Because Wisconsin is a battleground state, it is among the pivotal areas being deluged by presidential campaign ads. And to add to Wisconsinites’ political advertising problems, because the Senate race is so close, advertising for this race has increased.
Baldwin, 50, reported having $3.5 million on hand at the beginning of October, while Thompson said he had nearly $2 million. But outside groups had spent $24.5 million as of Friday, mostly on attack ads, according to the Center for Responsive Politics.
Their messages appear to be working: 48% of likely voters in the Marquette poll agreed with the statement that Baldwin “is one of the most liberal members of Congress and is too liberal for Wisconsin” while 41% disagreed. When asked if “Tommy Thompson sold out to special interests and isn’t working for you anymore,” 49% of agreed; 41% disagreed.

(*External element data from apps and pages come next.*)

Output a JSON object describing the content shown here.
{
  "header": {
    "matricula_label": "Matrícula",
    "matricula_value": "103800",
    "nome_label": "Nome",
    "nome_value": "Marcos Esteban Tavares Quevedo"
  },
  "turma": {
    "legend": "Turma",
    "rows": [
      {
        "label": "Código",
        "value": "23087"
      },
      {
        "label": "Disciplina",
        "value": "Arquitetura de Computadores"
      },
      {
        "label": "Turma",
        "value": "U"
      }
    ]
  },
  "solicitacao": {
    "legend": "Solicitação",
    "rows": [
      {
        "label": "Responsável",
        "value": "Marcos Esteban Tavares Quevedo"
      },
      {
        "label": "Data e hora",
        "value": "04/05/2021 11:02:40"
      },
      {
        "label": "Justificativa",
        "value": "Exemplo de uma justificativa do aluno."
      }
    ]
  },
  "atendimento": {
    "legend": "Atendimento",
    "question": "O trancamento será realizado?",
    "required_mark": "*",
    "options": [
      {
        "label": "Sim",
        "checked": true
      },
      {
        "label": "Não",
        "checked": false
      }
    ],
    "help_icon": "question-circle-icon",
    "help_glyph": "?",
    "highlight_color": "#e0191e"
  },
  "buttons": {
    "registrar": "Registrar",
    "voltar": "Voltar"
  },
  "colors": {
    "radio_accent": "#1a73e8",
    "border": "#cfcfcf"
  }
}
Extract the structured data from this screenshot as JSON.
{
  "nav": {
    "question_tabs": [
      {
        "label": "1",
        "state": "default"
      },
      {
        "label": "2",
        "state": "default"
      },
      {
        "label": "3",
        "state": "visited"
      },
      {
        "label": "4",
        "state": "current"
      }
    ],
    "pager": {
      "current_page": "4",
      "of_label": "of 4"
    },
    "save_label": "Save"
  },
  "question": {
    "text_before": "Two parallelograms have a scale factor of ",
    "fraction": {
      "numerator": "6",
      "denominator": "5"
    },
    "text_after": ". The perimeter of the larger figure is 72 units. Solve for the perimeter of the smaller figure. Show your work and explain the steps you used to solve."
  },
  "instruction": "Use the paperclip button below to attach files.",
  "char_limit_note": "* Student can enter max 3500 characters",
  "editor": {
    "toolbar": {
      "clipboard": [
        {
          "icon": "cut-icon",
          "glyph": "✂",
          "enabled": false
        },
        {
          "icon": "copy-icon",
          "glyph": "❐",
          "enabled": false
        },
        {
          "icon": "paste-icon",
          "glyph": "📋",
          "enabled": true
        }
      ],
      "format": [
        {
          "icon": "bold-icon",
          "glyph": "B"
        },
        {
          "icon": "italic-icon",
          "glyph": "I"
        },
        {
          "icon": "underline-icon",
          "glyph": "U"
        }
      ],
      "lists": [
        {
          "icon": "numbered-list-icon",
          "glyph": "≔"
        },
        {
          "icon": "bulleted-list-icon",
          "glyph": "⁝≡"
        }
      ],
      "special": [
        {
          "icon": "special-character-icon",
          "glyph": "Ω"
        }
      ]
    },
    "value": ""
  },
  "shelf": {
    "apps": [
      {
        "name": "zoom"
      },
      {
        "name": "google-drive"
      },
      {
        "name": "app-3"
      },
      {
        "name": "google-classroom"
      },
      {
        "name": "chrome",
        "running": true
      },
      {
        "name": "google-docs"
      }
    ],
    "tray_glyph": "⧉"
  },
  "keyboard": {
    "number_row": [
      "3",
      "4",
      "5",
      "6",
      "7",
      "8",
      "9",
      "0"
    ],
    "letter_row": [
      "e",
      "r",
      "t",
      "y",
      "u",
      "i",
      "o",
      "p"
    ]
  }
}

Americans hate political advertisements. When asked if they are swayed by these advertisements the common answer is, “I am not effected by these ads, but I know that other Americans are.” This is called the priming effect, or the belief that something will effect others while you are immune. The priming effect appears to be in play in Wisconsin.
When likely voters were asked the following questions above, these voters did not get this information from the news or from their research. They got that information from negative ads run by the candidates opponent. While Americans do not believe they are being influenced, they actually are subconsciously.
Here are the negative ads that the information above were drawn from: